2. Will Congress do anything or is all momentum lost for the rest of his term?

Whether you agree with it or not, there’s no denying Biden and the Democrats have gotten a lot done since they took power in January. Then again the marquee item on that list was a COVID relief bill that didn’t get a single Republican vote.

Looking ahead, it is hard to see how Democrats can get any points on the board legislatively for months. To be clear, items like gun control, immigration reform, voting rights and police reform are dead in the Senate without a change in the filibuster rule, which is something that does not appear likely any time soon.

Instead, Biden and Democrats appear focused on budget-related items like infrastructure spending bills, which don’t require 60 votes to break a Senate filibuster. But even this is no easy path. House Speaker Nancy Pelosi said she would like the House to pass something on infrastructure by July 4th, and then the process of getting a bill to the floor for a vote starts over again in the Senate.


For progressives, who are pressing hard for bold action now on many fronts, frustration could settle in with Biden. And lengthy infrastructure negotiations will give Republicans more time to condemn elements of the plan — even if they cannot stop it outright.

Biden is a man of action now, but let’s see where things stand in 100 days.

3. Economic expectations are sky-high, how can he live up to them?

By all accounts, 2021 is supposed to be a banner year for the American economy. One serious estimate suggests that it could be the best year economically in four decades. But who knows if that ends up being true?

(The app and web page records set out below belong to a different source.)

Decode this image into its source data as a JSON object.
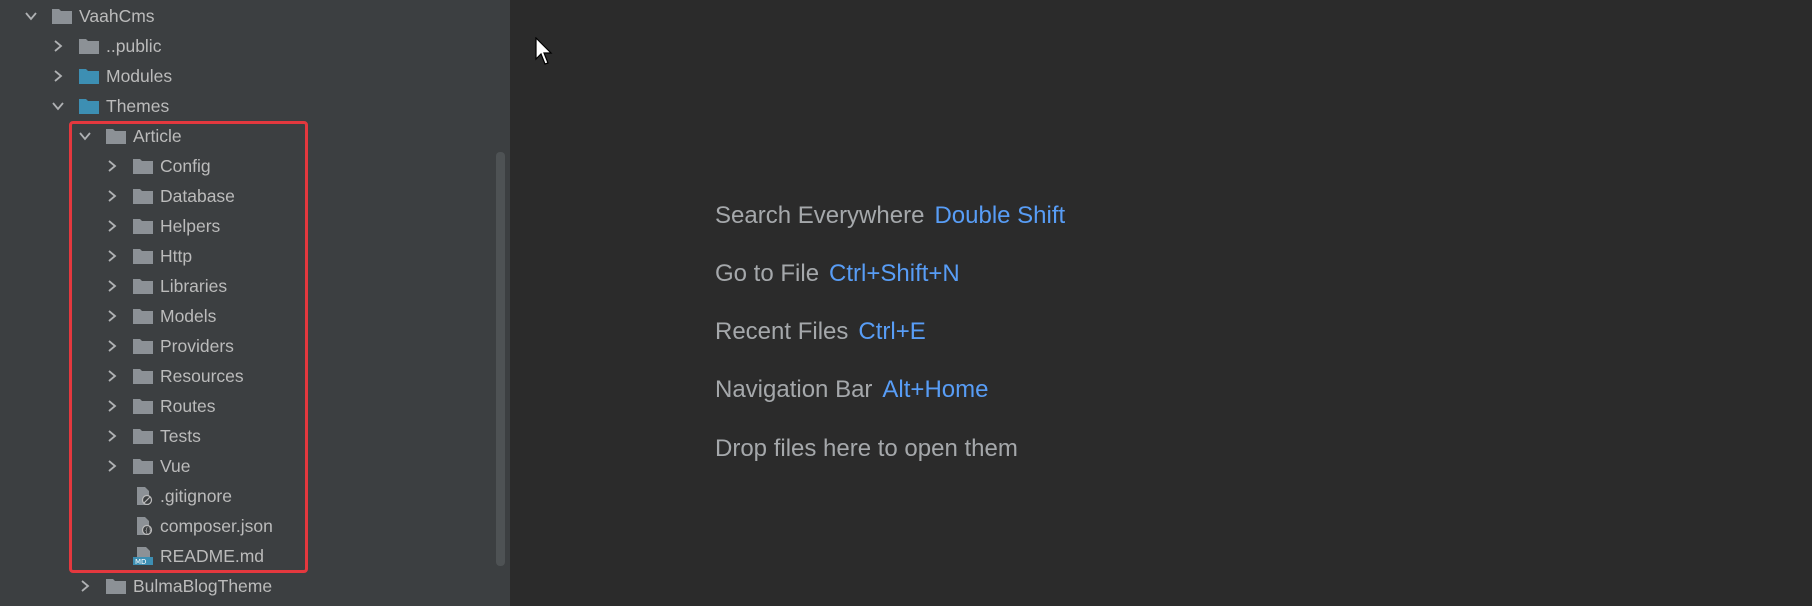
{
  "tree": {
    "items": [
      {
        "label": "VaahCms",
        "depth": 0,
        "expanded": true,
        "kind": "folder",
        "color": "#8c9196"
      },
      {
        "label": "..public",
        "depth": 1,
        "expanded": false,
        "kind": "folder",
        "color": "#8c9196"
      },
      {
        "label": "Modules",
        "depth": 1,
        "expanded": false,
        "kind": "folder",
        "color": "#3d8fb3"
      },
      {
        "label": "Themes",
        "depth": 1,
        "expanded": true,
        "kind": "folder",
        "color": "#3d8fb3"
      },
      {
        "label": "Article",
        "depth": 2,
        "expanded": true,
        "kind": "folder",
        "color": "#8c9196"
      },
      {
        "label": "Config",
        "depth": 3,
        "expanded": false,
        "kind": "folder",
        "color": "#8c9196"
      },
      {
        "label": "Database",
        "depth": 3,
        "expanded": false,
        "kind": "folder",
        "color": "#8c9196"
      },
      {
        "label": "Helpers",
        "depth": 3,
        "expanded": false,
        "kind": "folder",
        "color": "#8c9196"
      },
      {
        "label": "Http",
        "depth": 3,
        "expanded": false,
        "kind": "folder",
        "color": "#8c9196"
      },
      {
        "label": "Libraries",
        "depth": 3,
        "expanded": false,
        "kind": "folder",
        "color": "#8c9196"
      },
      {
        "label": "Models",
        "depth": 3,
        "expanded": false,
        "kind": "folder",
        "color": "#8c9196"
      },
      {
        "label": "Providers",
        "depth": 3,
        "expanded": false,
        "kind": "folder",
        "color": "#8c9196"
      },
      {
        "label": "Resources",
        "depth": 3,
        "expanded": false,
        "kind": "folder",
        "color": "#8c9196"
      },
      {
        "label": "Routes",
        "depth": 3,
        "expanded": false,
        "kind": "folder",
        "color": "#8c9196"
      },
      {
        "label": "Tests",
        "depth": 3,
        "expanded": false,
        "kind": "folder",
        "color": "#8c9196"
      },
      {
        "label": "Vue",
        "depth": 3,
        "expanded": false,
        "kind": "folder",
        "color": "#8c9196"
      },
      {
        "label": ".gitignore",
        "depth": 3,
        "expanded": null,
        "kind": "gitignore-file",
        "color": "#8c9196"
      },
      {
        "label": "composer.json",
        "depth": 3,
        "expanded": null,
        "kind": "json-file",
        "color": "#8c9196"
      },
      {
        "label": "README.md",
        "depth": 3,
        "expanded": null,
        "kind": "md-file",
        "color": "#8c9196"
      },
      {
        "label": "BulmaBlogTheme",
        "depth": 2,
        "expanded": false,
        "kind": "folder",
        "color": "#8c9196"
      }
    ]
  },
  "editor": {
    "hints": [
      {
        "text": "Search Everywhere",
        "key": "Double Shift"
      },
      {
        "text": "Go to File",
        "key": "Ctrl+Shift+N"
      },
      {
        "text": "Recent Files",
        "key": "Ctrl+E"
      },
      {
        "text": "Navigation Bar",
        "key": "Alt+Home"
      },
      {
        "text": "Drop files here to open them",
        "key": ""
      }
    ]
  },
  "colors": {
    "highlight": "#e4383e",
    "shortcut": "#589df6"
  }
}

While there is no doubt that Americans should spend more money than they did in lockdown in 2020 and many will find jobs, it is unclear if economic growth after the pandemic will continue to be in overdrive like it was in the first quarter of this year. If it slows down, will that also slow down Biden’s ability to lead? If so, then the sugar high of a first 100 days fueled by not being Donald Trump and getting shots into willing arms could come crashing back down to Earth.

James Pindell can be reached at james.pindell@globe.com. Follow him on Twitter @jamespindell.